Christina Adam's LOVE AND COUNTRY is a complex book with complex characters, yet is written in a simple prose depicting the beauty of a small quiet ranching town in Idaho. The story takes place shortly after the Vietnam War, and the backdrop of this small town helps add to this tale of alienation and acceptance.
Kenny Swanson and his mother Lenna (Lenora) are newcomers to this small Idaho town. Kenny has just turned fourteen, and while it is difficult for all teenagers during this phase of life, he also has to deal with being new in school, yearning for a father who rarely visits, and wishing he could participate in his only real passion: the local rodeo. Because they don't have any insurance yet, his mother has asked him not to ride for a few more months, at least until the insurance kicks in. He has promised to abide by her wishes.
However, he finds himself gravitating towards the rodeo grounds where rodeo star Roddy Moyers works. Roddy is a hero in this young boy's eyes and so Kenny has quite a pleasant shock when he meets Roddy and is encouraged to ride. The other men tease Kenny when he admits he has promised his mother that he wouldn't, and of course this does nothing for his self-esteem. He hides his anger from them as they heckle and laugh at him. He's angry not only because they have made fun of him, but because they have also made fun of his mother.
In another part of town, Cynthia Dustin and her parents are preparing to attend a funeral for the Lattimore baby. There is obvious tension between daughter and father, but it is not clear why. The bulk of her story comprises an odd relationship between them, and it is not until the very end of the book that everything is revealed to Cynthia and the reader. There are hints of some form of abuse in her story, but nothing is ever said outright until the concluding chapters. The clues throughout the book are mostly from Cynthia's behavior and feelings, her thoughts of unhappiness, and the hopes of a better life away from her parent's home. But even Earl's behavior towards his daughter and his obvious disdain for her comes as a surprise to the reader, as it is hard to believe that a parent could hate a child as much as Earl hates Cynthia.

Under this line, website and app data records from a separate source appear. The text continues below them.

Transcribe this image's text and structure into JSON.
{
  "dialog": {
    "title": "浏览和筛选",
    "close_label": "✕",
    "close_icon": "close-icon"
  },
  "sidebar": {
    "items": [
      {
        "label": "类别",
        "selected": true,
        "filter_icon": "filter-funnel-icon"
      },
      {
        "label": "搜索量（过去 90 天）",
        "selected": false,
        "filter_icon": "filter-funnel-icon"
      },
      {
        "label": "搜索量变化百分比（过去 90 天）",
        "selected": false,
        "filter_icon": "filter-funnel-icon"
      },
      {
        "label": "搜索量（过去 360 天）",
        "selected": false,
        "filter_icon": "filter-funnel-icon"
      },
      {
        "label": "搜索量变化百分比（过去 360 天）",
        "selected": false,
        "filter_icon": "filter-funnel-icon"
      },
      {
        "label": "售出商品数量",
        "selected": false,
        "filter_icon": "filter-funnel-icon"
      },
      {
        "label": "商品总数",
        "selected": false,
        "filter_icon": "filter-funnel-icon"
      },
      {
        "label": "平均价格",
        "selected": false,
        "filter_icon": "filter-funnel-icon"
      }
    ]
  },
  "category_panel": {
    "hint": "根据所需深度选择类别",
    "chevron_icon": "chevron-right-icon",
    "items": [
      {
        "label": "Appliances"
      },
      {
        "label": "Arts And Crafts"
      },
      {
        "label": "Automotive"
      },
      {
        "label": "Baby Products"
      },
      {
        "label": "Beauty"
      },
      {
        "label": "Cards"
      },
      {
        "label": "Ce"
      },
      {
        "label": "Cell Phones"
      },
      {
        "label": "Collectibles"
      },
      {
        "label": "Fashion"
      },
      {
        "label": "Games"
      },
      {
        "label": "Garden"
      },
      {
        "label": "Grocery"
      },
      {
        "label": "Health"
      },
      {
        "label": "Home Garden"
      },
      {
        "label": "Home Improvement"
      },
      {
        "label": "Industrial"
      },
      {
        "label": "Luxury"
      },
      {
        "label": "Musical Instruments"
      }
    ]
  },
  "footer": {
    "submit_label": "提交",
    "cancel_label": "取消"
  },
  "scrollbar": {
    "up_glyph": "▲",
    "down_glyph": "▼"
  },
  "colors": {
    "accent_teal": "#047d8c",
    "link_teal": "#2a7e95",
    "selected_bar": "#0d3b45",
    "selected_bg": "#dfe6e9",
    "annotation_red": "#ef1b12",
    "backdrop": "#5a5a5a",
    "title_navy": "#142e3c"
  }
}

The moment of truth is revealed when Cynthia learns of an event in their lives that caused a rift so extensive that there was no happiness left in Earl to give to Cynthia. It is after Earl's near-fatal heart attack when Cynthia learns the truth about her father and why there was so much hatred coming from him.
Roddy in the meantime has made his acquaintance with Lenna and a romance soon flourishes to Kenny's embarrassment. On top of dealing with his mother's potential sex life, he is also coping with the loss of his father, a man who never came through with any of his promises to Kenny. This results in Kenny lashing out even more, turning his anger and resentment towards his father into rebellious behavior that causes great grief for his mother and nearly costs him his life.
Kenny's friendship with Cynthia does more harm than good, and the fact that Cynthia had relations with Roddy does not help at all. It creates a complex set of social connections that seems to push the two teens to spiral out of control.
The writing in LOVE AND COUNTRY is beautiful, and life in this small Idaho town is certainly a far cry from life in the city that this reviewer is familiar with. The story itself is written in such a way that there does not seem to be any connection at first between the main characters, nor does there seem to be a single theme throughout the book. But upon finishing the last page, it all comes together and one sees this work as a coming-of-age novel, with themes of acceptance and forgiveness in a world where there is often no control over one's own life.
Reviewed by Marie Hashima Lofton(Ratmammy@lofton.org) on January 22, 2011
Love and Country